If you have ever seen a Dr Pepper advertisement or logo from 1927 to the 1970s then you likely have seen a clock dial with the numbers 10-2&4. If not, I’d like to take a moment to encourage you to look directly beside this paragraph and around this blog for examples. See them? Great! But do you know what they are all about? I’ve had tour groups suggest that maybe these numbers represent the address of a store or the times it was open. Others have said that maybe it was the time Dr Pepper was delivered. This guess is closer to the correct answer which is that 10am, 2pm, and 4pm are the ideal times to drink a Dr Pepper. The next question becomes “why this set of numbers?” Certainly our 10-2&4 numbers have a set significance and are not random numbers picked just to sound good.

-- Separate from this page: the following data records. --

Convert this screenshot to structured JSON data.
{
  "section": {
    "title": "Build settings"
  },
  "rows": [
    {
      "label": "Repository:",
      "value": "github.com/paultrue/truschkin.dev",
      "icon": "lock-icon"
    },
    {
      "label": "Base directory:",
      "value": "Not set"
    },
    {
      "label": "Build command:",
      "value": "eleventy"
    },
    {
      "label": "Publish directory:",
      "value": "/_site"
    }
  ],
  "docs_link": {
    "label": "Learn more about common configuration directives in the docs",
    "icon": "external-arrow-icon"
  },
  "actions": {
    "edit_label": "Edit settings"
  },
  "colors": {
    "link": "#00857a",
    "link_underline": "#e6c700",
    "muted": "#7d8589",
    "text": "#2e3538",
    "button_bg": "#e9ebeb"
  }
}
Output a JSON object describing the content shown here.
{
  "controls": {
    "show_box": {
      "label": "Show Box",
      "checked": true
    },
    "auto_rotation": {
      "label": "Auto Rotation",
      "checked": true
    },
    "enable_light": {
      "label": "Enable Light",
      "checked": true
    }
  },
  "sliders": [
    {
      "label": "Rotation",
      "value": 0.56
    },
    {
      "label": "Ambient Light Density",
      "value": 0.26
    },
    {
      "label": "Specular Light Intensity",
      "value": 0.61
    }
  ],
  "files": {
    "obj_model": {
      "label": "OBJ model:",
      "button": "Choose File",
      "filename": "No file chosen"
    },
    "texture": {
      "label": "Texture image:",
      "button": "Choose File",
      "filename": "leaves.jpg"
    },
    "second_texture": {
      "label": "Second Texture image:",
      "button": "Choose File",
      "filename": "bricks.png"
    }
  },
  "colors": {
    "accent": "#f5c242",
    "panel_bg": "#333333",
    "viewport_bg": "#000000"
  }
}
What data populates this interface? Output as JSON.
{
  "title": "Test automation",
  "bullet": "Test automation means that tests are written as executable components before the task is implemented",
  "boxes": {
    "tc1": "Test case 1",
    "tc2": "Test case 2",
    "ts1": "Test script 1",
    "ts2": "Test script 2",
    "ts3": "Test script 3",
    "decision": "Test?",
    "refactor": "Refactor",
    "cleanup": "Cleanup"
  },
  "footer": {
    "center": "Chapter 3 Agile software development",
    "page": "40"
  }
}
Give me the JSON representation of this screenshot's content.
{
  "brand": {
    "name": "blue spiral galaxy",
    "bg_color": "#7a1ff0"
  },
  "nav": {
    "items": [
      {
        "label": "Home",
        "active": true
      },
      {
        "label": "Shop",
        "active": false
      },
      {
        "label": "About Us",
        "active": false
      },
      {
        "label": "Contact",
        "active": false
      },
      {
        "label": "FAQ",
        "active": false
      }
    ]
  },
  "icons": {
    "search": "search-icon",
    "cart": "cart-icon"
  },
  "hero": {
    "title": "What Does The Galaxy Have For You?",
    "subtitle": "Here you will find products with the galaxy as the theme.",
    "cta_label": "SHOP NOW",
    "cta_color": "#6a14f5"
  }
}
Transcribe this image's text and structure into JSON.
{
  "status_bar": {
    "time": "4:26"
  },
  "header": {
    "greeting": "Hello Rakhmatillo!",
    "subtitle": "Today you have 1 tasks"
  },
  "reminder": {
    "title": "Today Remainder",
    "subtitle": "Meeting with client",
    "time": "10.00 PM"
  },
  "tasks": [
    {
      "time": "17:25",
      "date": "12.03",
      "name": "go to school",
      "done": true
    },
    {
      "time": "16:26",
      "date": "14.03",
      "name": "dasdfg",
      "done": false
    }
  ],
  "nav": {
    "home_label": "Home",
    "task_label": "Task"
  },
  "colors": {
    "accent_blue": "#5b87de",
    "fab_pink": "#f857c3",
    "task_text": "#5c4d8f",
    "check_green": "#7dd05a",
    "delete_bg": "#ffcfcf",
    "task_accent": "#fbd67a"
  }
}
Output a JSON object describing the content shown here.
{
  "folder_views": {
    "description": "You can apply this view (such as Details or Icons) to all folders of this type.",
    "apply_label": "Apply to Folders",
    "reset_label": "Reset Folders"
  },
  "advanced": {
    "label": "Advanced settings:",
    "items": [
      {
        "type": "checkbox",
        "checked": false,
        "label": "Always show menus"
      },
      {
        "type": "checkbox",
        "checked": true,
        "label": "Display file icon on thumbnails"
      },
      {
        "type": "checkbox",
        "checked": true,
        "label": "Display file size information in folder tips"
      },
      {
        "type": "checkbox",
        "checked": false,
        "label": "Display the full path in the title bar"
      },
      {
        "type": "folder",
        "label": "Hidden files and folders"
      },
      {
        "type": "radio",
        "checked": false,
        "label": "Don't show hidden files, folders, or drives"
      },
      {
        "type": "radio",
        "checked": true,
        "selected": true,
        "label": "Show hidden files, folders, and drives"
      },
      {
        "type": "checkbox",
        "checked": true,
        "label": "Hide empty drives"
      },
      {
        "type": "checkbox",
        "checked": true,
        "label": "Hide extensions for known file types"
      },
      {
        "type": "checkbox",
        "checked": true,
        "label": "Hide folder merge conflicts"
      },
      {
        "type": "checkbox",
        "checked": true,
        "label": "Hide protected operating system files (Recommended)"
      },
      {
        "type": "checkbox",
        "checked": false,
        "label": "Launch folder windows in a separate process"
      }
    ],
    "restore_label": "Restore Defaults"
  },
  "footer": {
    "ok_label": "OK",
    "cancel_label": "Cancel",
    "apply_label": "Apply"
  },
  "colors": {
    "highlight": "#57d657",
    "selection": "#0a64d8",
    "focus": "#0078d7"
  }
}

If that were the case my vote would have been for 2, 4, and 8, but math is not everyone’s cup of tea (or dare I say Dr Pepper) and would not appreciate powers of 2 the way I do. No, the true answer lies back in the 1920s and would be cemented in the early 1940s during World War II. [caption id="attachment_898" align="alignright" width="145"] Dr Pepper advertisement from the 1930s[/caption] For many years J.B. O’Hara, chairman of the board of the Dr Pepper Company, believed that Dr Pepper and all soft drinks containing sugar provided an essential energy boast that was needed to help a person get through the day. Essentially he argued that Dr Pepper was food in a liquid form and that this snack should be part of everyone’s daily diet. As a result of this belief Dr. Walter H. Eddy, a professor of Physiological Chemistry at Columbia University in New York, performed a study that showed that a person had a drop in energy and blood sugar levels at 10:30, 2:30, and 4:30. This new found information was taken to the advertising agency Tracy-Locke-Dawson, Inc. of Dallas with the task of coming up with a new slogan for Dr Pepper. The company held an internal contest offering a $25 bonus to whoever came up with an acceptable slogan. Earl Racey made the phrase “Drink a Bite to Eat at 10-2&4 O’Clock” winning the $25 and creating Dr Pepper’s most successful slogan. The 10-2&4 slogan helped sell a lot of Dr Pepper, but may have seen its greatest benefit during World War II. During the war time many materials and products were rationed so that the military could have all the supplies it needed to fight the war. Sugar became one of the key items that the U.S. Government restricted due to its usefulness in creating explosives. Soft drink bottlers did not meet the exception of the rationing and drastically had their sugar supplies cut back. With O’Hara’s belief in soft drinks being an essential part of a person’s daily diet and armed with the study by Dr. Eddy he took the matter to the Rationing Board saying that Dr Pepper (and all soft drinks) were essential to helping workers perform at peak performance. After hearing the evidence the Rationing Board agreed and gave carbonated drink bottlers a quota for sugar allowing them to stay in business and continue making the sugary drinks. [caption id="attachment_897" align="alignleft" width="216"] A 1950s Dr Pepper advertisement[/caption] The 10-2&4 slogan would stay on Dr Pepper bottles and aluminum cans until the 1970s when Dr Pepper changed to an oval logo and launched their next big advertising campaign with “Be a Pepper.” The 10-2&4 slogan continues to live on in many of the old advertisements, Imperial Pure Cane Sugar Dr Pepper cans, and the 10-2&4 Dr Pepper Collector’s Club that meets every March here at the Museum. It will forever be remembered for spreading Dr Pepper to new households and helping to keep the soft drink industry afloat during the Second World War. So next time you are feeling tired and less energetic than normal, remember to check the clock and see if you had your Dr Pepper at 10-2&4. ----------------------------------------------------------------------------------------------------------------------------- The Dr Pepper Museum is located at 300 S. 5th Street in downtown Waco. The Museum is open Monday through Saturday from 10:00 AM until 5:00 PM and Sunday from Noon until 5:00 PM, last ticket sold at 4:15. For more information, visit us on the web at drpeppermuseum.com. To purchase your own Dr Pepper memorabilia, visit the Museum’s online gift shop.
John T. Baker Jr. says
Thank ya’ll for this information. Keep pumping Dr Pepper out of the ground there in Waco!